# REQUIRED ACTION
The records are given next. Repeat each one exactly.

=== Section Start ===

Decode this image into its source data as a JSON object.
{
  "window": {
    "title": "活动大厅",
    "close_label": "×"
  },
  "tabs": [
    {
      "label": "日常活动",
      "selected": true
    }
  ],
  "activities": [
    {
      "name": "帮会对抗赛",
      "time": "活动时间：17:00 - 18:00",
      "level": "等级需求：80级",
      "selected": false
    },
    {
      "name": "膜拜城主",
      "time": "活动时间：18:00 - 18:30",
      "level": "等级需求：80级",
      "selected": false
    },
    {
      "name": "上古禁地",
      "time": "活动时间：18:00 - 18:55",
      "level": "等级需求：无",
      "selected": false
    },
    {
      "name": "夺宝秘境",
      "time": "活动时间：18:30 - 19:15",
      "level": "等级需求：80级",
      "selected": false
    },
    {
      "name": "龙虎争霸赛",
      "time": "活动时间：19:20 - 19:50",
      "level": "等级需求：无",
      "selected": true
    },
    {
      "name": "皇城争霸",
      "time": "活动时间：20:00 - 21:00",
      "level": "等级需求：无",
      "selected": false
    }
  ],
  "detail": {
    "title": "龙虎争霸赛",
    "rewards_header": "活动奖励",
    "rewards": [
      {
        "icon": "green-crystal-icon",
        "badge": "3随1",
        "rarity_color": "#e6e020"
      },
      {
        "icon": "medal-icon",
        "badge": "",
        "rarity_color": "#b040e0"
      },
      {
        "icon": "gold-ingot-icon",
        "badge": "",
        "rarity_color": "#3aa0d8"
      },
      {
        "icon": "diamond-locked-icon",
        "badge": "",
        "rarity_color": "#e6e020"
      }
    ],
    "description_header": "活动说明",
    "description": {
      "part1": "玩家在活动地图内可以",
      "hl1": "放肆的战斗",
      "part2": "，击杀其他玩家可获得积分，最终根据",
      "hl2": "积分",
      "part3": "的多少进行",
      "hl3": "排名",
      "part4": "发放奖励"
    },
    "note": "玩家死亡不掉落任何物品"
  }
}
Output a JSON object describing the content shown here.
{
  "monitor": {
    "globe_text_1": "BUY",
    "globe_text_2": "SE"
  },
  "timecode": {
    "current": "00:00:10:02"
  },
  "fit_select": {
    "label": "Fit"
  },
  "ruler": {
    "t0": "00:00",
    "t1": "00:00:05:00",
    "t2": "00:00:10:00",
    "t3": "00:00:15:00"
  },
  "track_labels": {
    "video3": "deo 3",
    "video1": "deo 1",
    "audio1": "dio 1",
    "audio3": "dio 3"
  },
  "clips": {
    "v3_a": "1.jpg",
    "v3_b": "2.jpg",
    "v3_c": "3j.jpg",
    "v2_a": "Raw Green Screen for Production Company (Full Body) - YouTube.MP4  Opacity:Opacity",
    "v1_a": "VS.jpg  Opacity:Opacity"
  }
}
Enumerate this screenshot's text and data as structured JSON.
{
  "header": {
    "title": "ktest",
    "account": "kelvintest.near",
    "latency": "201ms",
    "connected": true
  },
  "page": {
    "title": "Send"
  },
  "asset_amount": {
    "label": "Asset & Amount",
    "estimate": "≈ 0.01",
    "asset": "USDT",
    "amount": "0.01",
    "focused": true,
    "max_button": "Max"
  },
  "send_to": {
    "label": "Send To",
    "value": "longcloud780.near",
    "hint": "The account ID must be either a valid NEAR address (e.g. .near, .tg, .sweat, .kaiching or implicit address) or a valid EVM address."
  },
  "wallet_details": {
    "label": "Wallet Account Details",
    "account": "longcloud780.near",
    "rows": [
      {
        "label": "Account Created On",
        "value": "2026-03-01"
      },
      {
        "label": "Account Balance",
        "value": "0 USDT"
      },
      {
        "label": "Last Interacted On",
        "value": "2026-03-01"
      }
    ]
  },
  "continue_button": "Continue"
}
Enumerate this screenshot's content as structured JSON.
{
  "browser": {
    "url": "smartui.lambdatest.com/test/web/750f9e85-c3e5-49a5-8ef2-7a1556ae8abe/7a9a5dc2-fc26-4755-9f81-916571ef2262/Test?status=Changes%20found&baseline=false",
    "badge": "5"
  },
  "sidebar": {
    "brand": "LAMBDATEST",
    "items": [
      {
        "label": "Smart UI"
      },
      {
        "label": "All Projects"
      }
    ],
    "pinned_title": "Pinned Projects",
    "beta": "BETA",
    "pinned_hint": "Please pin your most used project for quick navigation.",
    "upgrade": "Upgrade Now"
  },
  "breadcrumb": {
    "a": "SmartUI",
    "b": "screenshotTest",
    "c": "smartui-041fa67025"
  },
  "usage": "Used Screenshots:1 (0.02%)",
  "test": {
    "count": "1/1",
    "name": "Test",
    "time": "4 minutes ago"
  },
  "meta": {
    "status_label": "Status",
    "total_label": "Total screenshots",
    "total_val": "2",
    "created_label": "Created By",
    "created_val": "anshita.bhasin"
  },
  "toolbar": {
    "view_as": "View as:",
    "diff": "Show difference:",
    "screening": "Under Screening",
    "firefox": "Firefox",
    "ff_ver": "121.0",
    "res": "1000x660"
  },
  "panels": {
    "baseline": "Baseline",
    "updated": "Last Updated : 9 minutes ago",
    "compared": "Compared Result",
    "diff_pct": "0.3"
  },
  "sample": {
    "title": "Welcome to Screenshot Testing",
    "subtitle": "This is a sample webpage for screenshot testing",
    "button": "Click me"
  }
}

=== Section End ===

# YOUR RESPONSE
Decode this image into its source data as a JSON object.
{
  "window": {
    "title": "活动大厅",
    "close_label": "×"
  },
  "tabs": [
    {
      "label": "日常活动",
      "selected": true
    }
  ],
  "activities": [
    {
      "name": "帮会对抗赛",
      "time": "活动时间：17:00 - 18:00",
      "level": "等级需求：80级",
      "selected": false
    },
    {
      "name": "膜拜城主",
      "time": "活动时间：18:00 - 18:30",
      "level": "等级需求：80级",
      "selected": false
    },
    {
      "name": "上古禁地",
      "time": "活动时间：18:00 - 18:55",
      "level": "等级需求：无",
      "selected": false
    },
    {
      "name": "夺宝秘境",
      "time": "活动时间：18:30 - 19:15",
      "level": "等级需求：80级",
      "selected": false
    },
    {
      "name": "龙虎争霸赛",
      "time": "活动时间：19:20 - 19:50",
      "level": "等级需求：无",
      "selected": true
    },
    {
      "name": "皇城争霸",
      "time": "活动时间：20:00 - 21:00",
      "level": "等级需求：无",
      "selected": false
    }
  ],
  "detail": {
    "title": "龙虎争霸赛",
    "rewards_header": "活动奖励",
    "rewards": [
      {
        "icon": "green-crystal-icon",
        "badge": "3随1",
        "rarity_color": "#e6e020"
      },
      {
        "icon": "medal-icon",
        "badge": "",
        "rarity_color": "#b040e0"
      },
      {
        "icon": "gold-ingot-icon",
        "badge": "",
        "rarity_color": "#3aa0d8"
      },
      {
        "icon": "diamond-locked-icon",
        "badge": "",
        "rarity_color": "#e6e020"
      }
    ],
    "description_header": "活动说明",
    "description": {
      "part1": "玩家在活动地图内可以",
      "hl1": "放肆的战斗",
      "part2": "，击杀其他玩家可获得积分，最终根据",
      "hl2": "积分",
      "part3": "的多少进行",
      "hl3": "排名",
      "part4": "发放奖励"
    },
    "note": "玩家死亡不掉落任何物品"
  }
}
Output a JSON object describing the content shown here.
{
  "monitor": {
    "globe_text_1": "BUY",
    "globe_text_2": "SE"
  },
  "timecode": {
    "current": "00:00:10:02"
  },
  "fit_select": {
    "label": "Fit"
  },
  "ruler": {
    "t0": "00:00",
    "t1": "00:00:05:00",
    "t2": "00:00:10:00",
    "t3": "00:00:15:00"
  },
  "track_labels": {
    "video3": "deo 3",
    "video1": "deo 1",
    "audio1": "dio 1",
    "audio3": "dio 3"
  },
  "clips": {
    "v3_a": "1.jpg",
    "v3_b": "2.jpg",
    "v3_c": "3j.jpg",
    "v2_a": "Raw Green Screen for Production Company (Full Body) - YouTube.MP4  Opacity:Opacity",
    "v1_a": "VS.jpg  Opacity:Opacity"
  }
}
Enumerate this screenshot's text and data as structured JSON.
{
  "header": {
    "title": "ktest",
    "account": "kelvintest.near",
    "latency": "201ms",
    "connected": true
  },
  "page": {
    "title": "Send"
  },
  "asset_amount": {
    "label": "Asset & Amount",
    "estimate": "≈ 0.01",
    "asset": "USDT",
    "amount": "0.01",
    "focused": true,
    "max_button": "Max"
  },
  "send_to": {
    "label": "Send To",
    "value": "longcloud780.near",
    "hint": "The account ID must be either a valid NEAR address (e.g. .near, .tg, .sweat, .kaiching or implicit address) or a valid EVM address."
  },
  "wallet_details": {
    "label": "Wallet Account Details",
    "account": "longcloud780.near",
    "rows": [
      {
        "label": "Account Created On",
        "value": "2026-03-01"
      },
      {
        "label": "Account Balance",
        "value": "0 USDT"
      },
      {
        "label": "Last Interacted On",
        "value": "2026-03-01"
      }
    ]
  },
  "continue_button": "Continue"
}
Enumerate this screenshot's content as structured JSON.
{
  "browser": {
    "url": "smartui.lambdatest.com/test/web/750f9e85-c3e5-49a5-8ef2-7a1556ae8abe/7a9a5dc2-fc26-4755-9f81-916571ef2262/Test?status=Changes%20found&baseline=false",
    "badge": "5"
  },
  "sidebar": {
    "brand": "LAMBDATEST",
    "items": [
      {
        "label": "Smart UI"
      },
      {
        "label": "All Projects"
      }
    ],
    "pinned_title": "Pinned Projects",
    "beta": "BETA",
    "pinned_hint": "Please pin your most used project for quick navigation.",
    "upgrade": "Upgrade Now"
  },
  "breadcrumb": {
    "a": "SmartUI",
    "b": "screenshotTest",
    "c": "smartui-041fa67025"
  },
  "usage": "Used Screenshots:1 (0.02%)",
  "test": {
    "count": "1/1",
    "name": "Test",
    "time": "4 minutes ago"
  },
  "meta": {
    "status_label": "Status",
    "total_label": "Total screenshots",
    "total_val": "2",
    "created_label": "Created By",
    "created_val": "anshita.bhasin"
  },
  "toolbar": {
    "view_as": "View as:",
    "diff": "Show difference:",
    "screening": "Under Screening",
    "firefox": "Firefox",
    "ff_ver": "121.0",
    "res": "1000x660"
  },
  "panels": {
    "baseline": "Baseline",
    "updated": "Last Updated : 9 minutes ago",
    "compared": "Compared Result",
    "diff_pct": "0.3"
  },
  "sample": {
    "title": "Welcome to Screenshot Testing",
    "subtitle": "This is a sample webpage for screenshot testing",
    "button": "Click me"
  }
}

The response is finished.